FBI found over 300 classified docs on computer of Petraeus’ mistress
Documents related to the home search-related FBI affidavit were unsealed Tuesday by the US District Court in Eastern Virginia. The search warrant was requested as part of a sweeping federal investigation into the relationship between Broadwell and Petraeus, a highly decorated military commander.
The probe uncovered the affair, revealed their mishandling of classified documents, and led to Petraeus’ resignation as the head of the CIA. Petraeus pleaded guilty to a misdemeanor charge of mishandling government documents and was fined $100,000.
The documents were partially redacted and were sealed for more than three years. What they showed is that both Broadwell and Petraeus misled investigators about their extensive exchange of classified material, mostly involving military and diplomatic operations during Petraeus’s years as commander of the wars in Iraq and Afghanistan.
Broadwell did have security clearance to handle classified information but was not given authority to remove the information “from authorized storage facilities” or store the classified information “in unauthorized locations,” according to the affidavit.
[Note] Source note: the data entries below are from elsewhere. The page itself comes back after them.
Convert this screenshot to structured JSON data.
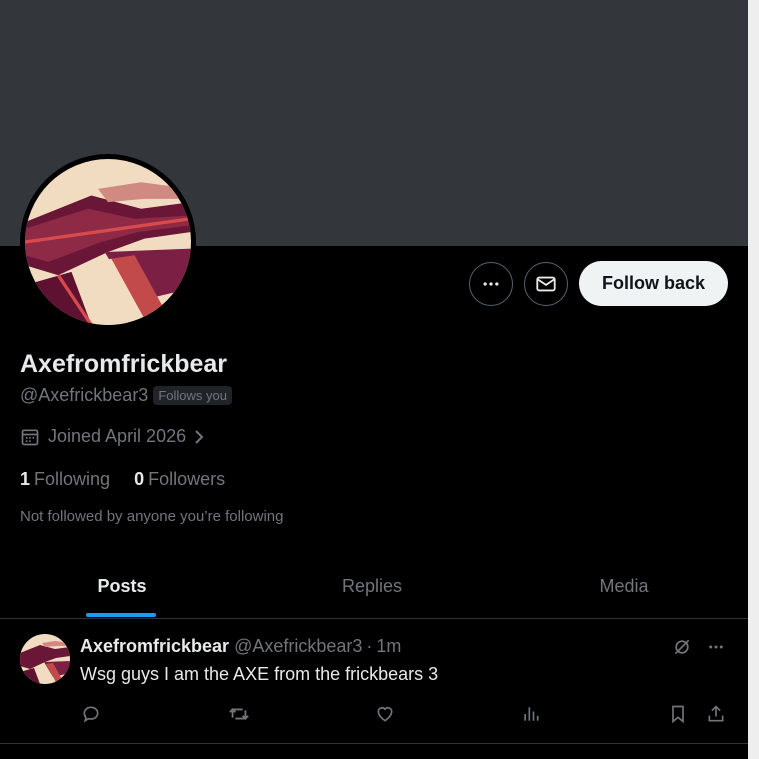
{
  "profile": {
    "display_name": "Axefromfrickbear",
    "handle": "@Axefrickbear3",
    "follows_you_badge": "Follows you",
    "joined": "Joined April 2026",
    "following_count": "1",
    "following_label": "Following",
    "followers_count": "0",
    "followers_label": "Followers",
    "not_followed_text": "Not followed by anyone you’re following"
  },
  "actions": {
    "more_icon": "more-horizontal-icon",
    "message_icon": "envelope-icon",
    "follow_back_label": "Follow back"
  },
  "tabs": [
    {
      "label": "Posts",
      "active": true
    },
    {
      "label": "Replies",
      "active": false
    },
    {
      "label": "Media",
      "active": false
    }
  ],
  "post": {
    "author_name": "Axefromfrickbear",
    "author_handle": "@Axefrickbear3",
    "separator": "·",
    "time": "1m",
    "text": "Wsg guys I am the AXE from the frickbears 3",
    "action_icons": [
      "reply-icon",
      "repost-icon",
      "like-icon",
      "views-icon",
      "bookmark-icon",
      "share-icon"
    ]
  },
  "colors": {
    "background": "#000000",
    "banner": "#33373b",
    "accent": "#1d9bf0",
    "muted_text": "#71767b",
    "primary_text": "#e7e9ea",
    "follow_button_bg": "#eff3f4"
  }
}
The FBI gathered two audio recordings in their search of Broadwell’s home, in which the four-star Army general spoke with reporters about information that was classified as top secret.
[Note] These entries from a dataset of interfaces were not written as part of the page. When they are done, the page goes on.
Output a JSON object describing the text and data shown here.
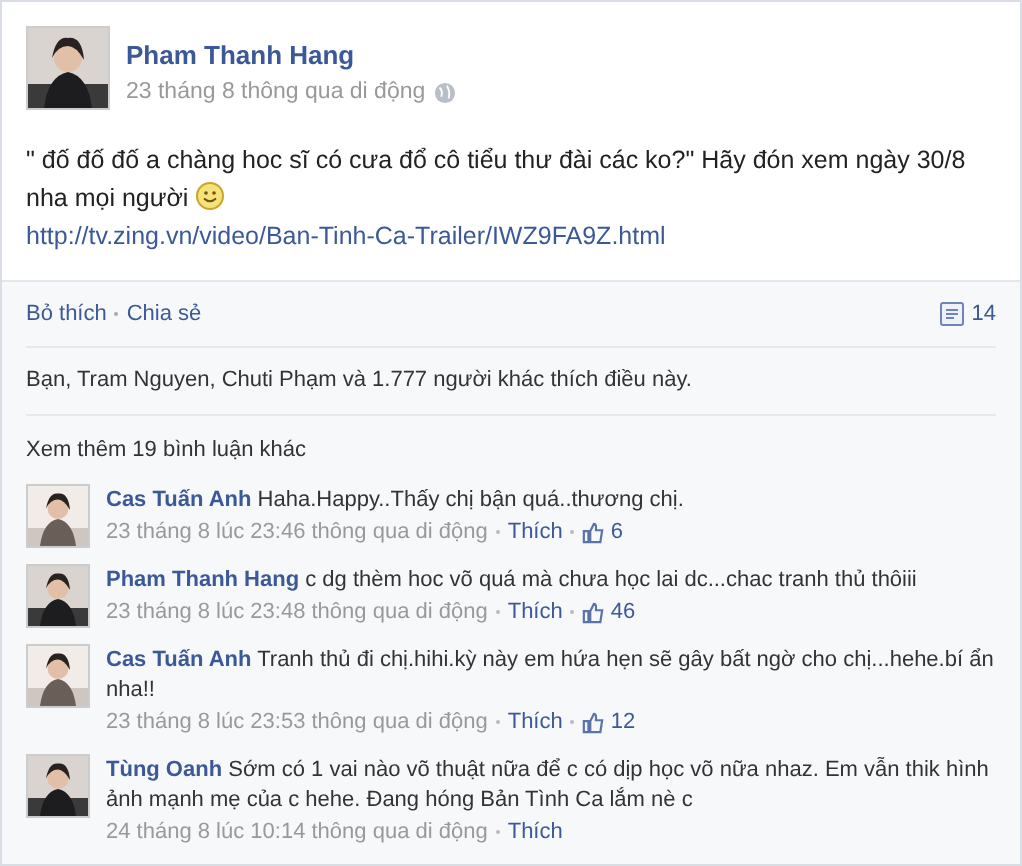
{
  "post": {
    "author": "Pham Thanh Hang",
    "meta": "23 tháng 8 thông qua di động",
    "text": "\" đố đố đố a chàng hoc sĩ có cưa đổ cô tiểu thư đài các ko?\" Hãy đón xem ngày 30/8 nha mọi người",
    "link": "http://tv.zing.vn/video/Ban-Tinh-Ca-Trailer/IWZ9FA9Z.html"
  },
  "actions": [
    "Bỏ thích",
    "Chia sẻ"
  ],
  "comment_count": "14",
  "likes_text": "Bạn, Tram Nguyen, Chuti Phạm và 1.777 người khác thích điều này.",
  "more_comments": "Xem thêm 19 bình luận khác",
  "comments": [
    {
      "author": "Cas Tuấn Anh",
      "text": "Haha.Happy..Thấy chị bận quá..thương chị.",
      "time": "23 tháng 8 lúc 23:46 thông qua di động",
      "like": "Thích",
      "likes": "6"
    },
    {
      "author": "Pham Thanh Hang",
      "text": "c dg thèm hoc võ quá mà chưa học lai dc...chac tranh thủ thôiii",
      "time": "23 tháng 8 lúc 23:48 thông qua di động",
      "like": "Thích",
      "likes": "46"
    },
    {
      "author": "Cas Tuấn Anh",
      "text": "Tranh thủ đi chị.hihi.kỳ này em hứa hẹn sẽ gây bất ngờ cho chị...hehe.bí ẩn nha!!",
      "time": "23 tháng 8 lúc 23:53 thông qua di động",
      "like": "Thích",
      "likes": "12"
    },
    {
      "author": "Tùng Oanh",
      "text": "Sớm có 1 vai nào võ thuật nữa để c có dịp học võ nữa nhaz. Em vẫn thik hình ảnh mạnh mẹ của c hehe. Đang hóng Bản Tình Ca lắm nè c",
      "time": "24 tháng 8 lúc 10:14 thông qua di động",
      "like": "Thích"
    }
  ]
}
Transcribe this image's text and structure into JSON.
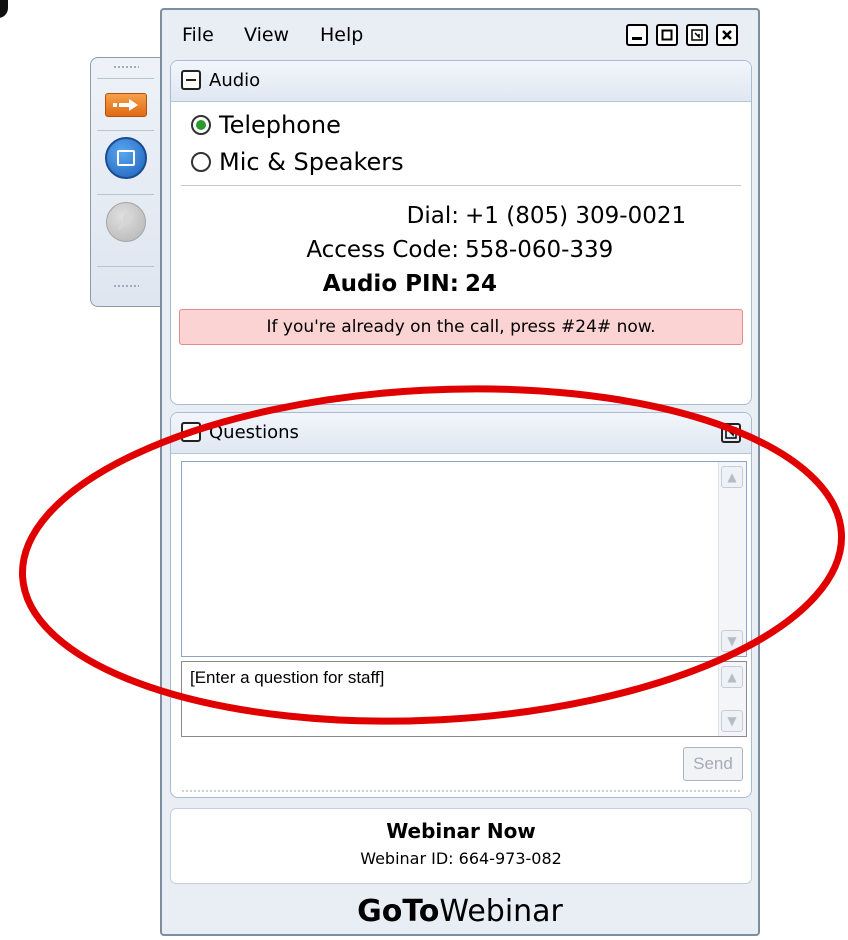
{
  "menu": {
    "file": "File",
    "view": "View",
    "help": "Help"
  },
  "audio": {
    "title": "Audio",
    "options": [
      {
        "label": "Telephone",
        "selected": true
      },
      {
        "label": "Mic & Speakers",
        "selected": false
      }
    ],
    "dial_label": "Dial:",
    "dial_value": "+1 (805) 309-0021",
    "access_label": "Access Code:",
    "access_value": "558-060-339",
    "pin_label": "Audio PIN:",
    "pin_value": "24",
    "notice": "If you're already on the call, press #24# now."
  },
  "questions": {
    "title": "Questions",
    "placeholder": "[Enter a question for staff]",
    "send_label": "Send"
  },
  "webinar": {
    "name": "Webinar Now",
    "id_text": "Webinar ID: 664-973-082"
  },
  "brand": {
    "bold": "GoTo",
    "light": "Webinar"
  },
  "colors": {
    "annotation": "#e00000",
    "accent_orange": "#e06a14",
    "accent_blue": "#1c5fb8",
    "notice_bg": "#fcd3d3",
    "radio_selected": "#2a9a2a"
  },
  "icons": {
    "toolbar": [
      "grip-icon",
      "arrow-right-icon",
      "screen-share-icon",
      "mic-muted-icon",
      "grip-icon"
    ],
    "window": [
      "minimize-icon",
      "maximize-icon",
      "popout-icon",
      "close-icon"
    ]
  }
}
“There was a recorded conversation between Petraeus and, inter alia, Washington Post reporters, which, based on information and belief of your affiant, occurred in or about March 2011,” Special Agent Diane Wehner wrote, according to Politico, which obtained the court document.
"In the conversation,” Wehner continued, “Petraeus stated, 'I would really love to be on background as a senior military officer.' Later in the recording, Petraeus discusses sensitive military campaigns and operations, some of which, on the basis of a preliminary review... is believed to contain classified information, including information at the Top Secret level."
In the second audio recording, a talk between Petraeus and a reporter, Petraeus asked that the information he provided be attributed to a “defense official familiar with Petraeus’s activities,” according to Wehner.
The affidavit also reveals Petraeus tried to stop the FBI investigation as soon as he heard about it and that he and his mistress tried to hide their correspondence by using prepaid cell phones or “burner” phones as well as multiple email accounts “using non-attributable names.”
Petraeus was only indicted with sharing classified information with Broadwell, but the search warrant request documents show the possibility of disclosures to reporters.